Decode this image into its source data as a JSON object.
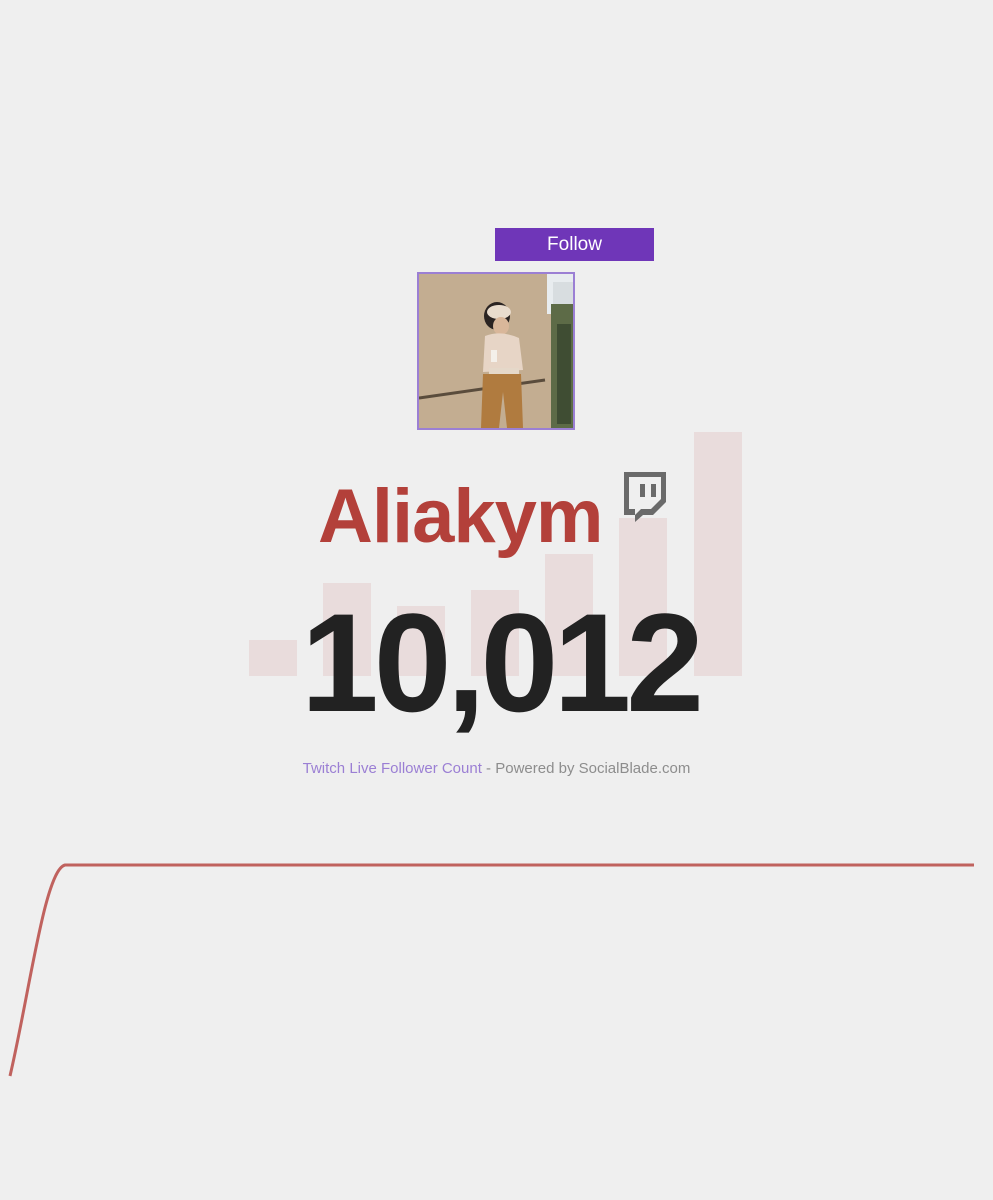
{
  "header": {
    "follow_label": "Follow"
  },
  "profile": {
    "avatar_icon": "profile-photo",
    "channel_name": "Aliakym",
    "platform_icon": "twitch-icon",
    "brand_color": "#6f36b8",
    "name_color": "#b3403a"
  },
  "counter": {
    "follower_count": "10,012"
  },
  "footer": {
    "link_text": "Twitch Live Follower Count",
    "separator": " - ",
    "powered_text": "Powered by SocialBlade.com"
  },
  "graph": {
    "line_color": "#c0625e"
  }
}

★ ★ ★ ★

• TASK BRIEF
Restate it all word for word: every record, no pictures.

• WRITTEN SOLUTION
Decode this image into its source data as a JSON object.
{
  "header": {
    "follow_label": "Follow"
  },
  "profile": {
    "avatar_icon": "profile-photo",
    "channel_name": "Aliakym",
    "platform_icon": "twitch-icon",
    "brand_color": "#6f36b8",
    "name_color": "#b3403a"
  },
  "counter": {
    "follower_count": "10,012"
  },
  "footer": {
    "link_text": "Twitch Live Follower Count",
    "separator": " - ",
    "powered_text": "Powered by SocialBlade.com"
  },
  "graph": {
    "line_color": "#c0625e"
  }
}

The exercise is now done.